An extraordinary alpine garden My affliction is this: put a map before my eyes and I am lost. Not lost in the sense that I cannot find my way, but lost in my own world. I cease to communicate. I scan the page, flying over the landscape in my mind. Conversation is reduced to pathetic grunts and fake interjections. I am already on a journey.
The sinuous form of the Marlborough Sounds has always been a source of confusion. A dark spot in my geography. So I was keen to get up to the highest point and see if I could decipher the land and seascapes.
Mt Stokes is the viewpoint of the Marlborough Sounds. Even on a map it takes a long time to get familiar with the intricate labyrinth of waterways and islands.
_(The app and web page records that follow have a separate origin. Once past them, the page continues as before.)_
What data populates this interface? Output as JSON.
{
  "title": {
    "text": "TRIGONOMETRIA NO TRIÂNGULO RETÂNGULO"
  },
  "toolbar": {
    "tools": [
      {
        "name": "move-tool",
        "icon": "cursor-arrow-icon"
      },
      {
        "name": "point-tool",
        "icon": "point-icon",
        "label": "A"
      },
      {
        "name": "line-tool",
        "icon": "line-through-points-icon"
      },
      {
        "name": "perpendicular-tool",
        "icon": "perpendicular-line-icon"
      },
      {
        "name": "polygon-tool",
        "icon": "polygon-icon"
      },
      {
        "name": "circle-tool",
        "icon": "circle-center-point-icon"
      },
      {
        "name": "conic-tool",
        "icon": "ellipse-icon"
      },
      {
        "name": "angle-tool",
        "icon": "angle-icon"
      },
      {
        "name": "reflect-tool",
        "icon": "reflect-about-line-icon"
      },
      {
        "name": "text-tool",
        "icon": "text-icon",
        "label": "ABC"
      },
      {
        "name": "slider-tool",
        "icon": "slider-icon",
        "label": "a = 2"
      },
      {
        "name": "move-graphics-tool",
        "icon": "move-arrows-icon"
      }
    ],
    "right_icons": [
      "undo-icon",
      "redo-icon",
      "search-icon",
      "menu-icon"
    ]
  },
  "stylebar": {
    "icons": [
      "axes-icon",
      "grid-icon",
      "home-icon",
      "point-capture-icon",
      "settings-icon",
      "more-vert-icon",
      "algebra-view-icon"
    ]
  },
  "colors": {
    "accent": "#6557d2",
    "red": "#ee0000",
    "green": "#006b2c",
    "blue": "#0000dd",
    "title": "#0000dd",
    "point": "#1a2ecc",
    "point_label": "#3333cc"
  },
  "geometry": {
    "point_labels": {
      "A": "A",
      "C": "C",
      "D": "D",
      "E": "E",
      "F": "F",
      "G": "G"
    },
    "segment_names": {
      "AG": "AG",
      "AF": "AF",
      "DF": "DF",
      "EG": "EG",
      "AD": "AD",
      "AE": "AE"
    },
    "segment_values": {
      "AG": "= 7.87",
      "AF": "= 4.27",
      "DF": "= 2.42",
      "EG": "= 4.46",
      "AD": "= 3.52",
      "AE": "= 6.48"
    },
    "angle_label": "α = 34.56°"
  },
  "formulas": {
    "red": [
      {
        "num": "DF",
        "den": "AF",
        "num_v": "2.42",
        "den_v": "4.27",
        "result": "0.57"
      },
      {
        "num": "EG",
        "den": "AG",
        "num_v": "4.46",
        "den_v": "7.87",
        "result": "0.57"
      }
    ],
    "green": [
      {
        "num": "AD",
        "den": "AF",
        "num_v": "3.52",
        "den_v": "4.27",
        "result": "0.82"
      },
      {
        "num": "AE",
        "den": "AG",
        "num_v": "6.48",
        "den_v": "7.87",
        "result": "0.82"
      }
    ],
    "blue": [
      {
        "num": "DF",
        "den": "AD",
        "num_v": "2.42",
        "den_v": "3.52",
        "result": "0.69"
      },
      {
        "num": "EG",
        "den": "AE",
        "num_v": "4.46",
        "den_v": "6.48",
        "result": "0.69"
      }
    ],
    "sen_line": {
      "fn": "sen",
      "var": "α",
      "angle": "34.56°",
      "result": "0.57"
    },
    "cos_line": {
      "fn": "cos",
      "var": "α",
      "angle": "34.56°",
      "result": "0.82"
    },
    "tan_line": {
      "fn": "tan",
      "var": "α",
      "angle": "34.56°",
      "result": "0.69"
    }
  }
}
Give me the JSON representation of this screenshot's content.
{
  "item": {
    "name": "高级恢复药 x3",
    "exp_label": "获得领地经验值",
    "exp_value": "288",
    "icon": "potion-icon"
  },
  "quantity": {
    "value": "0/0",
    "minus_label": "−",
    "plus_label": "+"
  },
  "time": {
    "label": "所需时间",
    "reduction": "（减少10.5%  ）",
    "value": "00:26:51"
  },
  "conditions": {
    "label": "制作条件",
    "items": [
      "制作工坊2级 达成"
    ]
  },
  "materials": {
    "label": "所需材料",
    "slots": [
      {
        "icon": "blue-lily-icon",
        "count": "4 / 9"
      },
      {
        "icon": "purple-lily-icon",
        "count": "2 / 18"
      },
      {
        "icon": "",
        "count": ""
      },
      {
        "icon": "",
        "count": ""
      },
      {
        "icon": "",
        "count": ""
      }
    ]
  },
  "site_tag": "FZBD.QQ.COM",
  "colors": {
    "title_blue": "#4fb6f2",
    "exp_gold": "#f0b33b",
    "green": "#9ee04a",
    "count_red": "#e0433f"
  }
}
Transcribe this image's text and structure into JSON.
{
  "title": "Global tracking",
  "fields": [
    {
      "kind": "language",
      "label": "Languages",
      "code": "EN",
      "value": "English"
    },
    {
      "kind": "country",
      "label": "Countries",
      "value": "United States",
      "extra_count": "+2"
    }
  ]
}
From the summit, it is the same. The indented coastline is woven without straight lines. It’s easy to imagine Kupe’s octopus.
It’s said, the legendary explorer tussled with a giant octopus and during the struggle, the many tentacles gouged the land into the labyrinthine curves of today. Kupe eventually won over the monster of the deep and scooped out his eyes, tossing them into the ocean where they metamorphosed into Ngawhatu, the Brothers Islands off the head of Cape Koamaru.
Geologically, the Marlborough Sounds is a continuation of the Richmond Range, but this north-eastern end is actually subsiding into the sea.
The ascent of Mt Stokes is, at first, easy going.The track is relatively even and well-formed. When the real ascent starts, things get tougher. Although there are orange triangles, they are sporadic. The track is steep, rough and indistinct.
As Mt Stokes cops the full brunt of Cook Strait winds and periodic storms ravage the forest, the place can look like a bomb site. As I gained altitude, the silver beech became more stunted and draped with moss. All of a sudden, the forest ended – and with a short steep climb I popped out onto the herb fields of the summit area. A few more minutes across the tussock and I was standing by the weather station at the 1203m summit.
Mt Stokes is to all intents and purposes an island – two hectares of alpine herbfield and snow tussock in a sea of silver beech forest. This is the only home for alpine plants in the Sounds and it’s a curious garden. It features 14 species of uniquely South Island alpine plants, six of those species being represented in the North Island only in the Tararua Range. An additional seven species occur north and south of the Tararuas, but not in them. This tiny enclave also has its own species; Celmisia macmahonii and a subspecies of Anisotome haastii are thought to live here and nowhere else.
Surprisingly, this botanical treasure house was allowed to be ravaged by goats, deer, pigs and stock until the area was fenced in the late 1980s. Other alpine representatives include eyebrights, mountain daisies, gentians and speargrasses.
Nearby Ship Cove was one of Captain Cook’s favoured anchorages. Cook’s enthusiasm for his new anchorage was disseminated throughout the European world and other explorers followed in his wake. A French mission captained by Jules Sebastian Cesar Dumont d’Urville set out to fill in the gaps of Cook’s charts in 1827. Various improvements in the charts were finalised between 1848 and 1855 during Captain John Lort Stoke’s systematic charting of the entire New Zealand coastline on HMS Acheron. Mt Stokes is named after the surveyor, whose work was so thorough his charts were still being used well into the 20th century.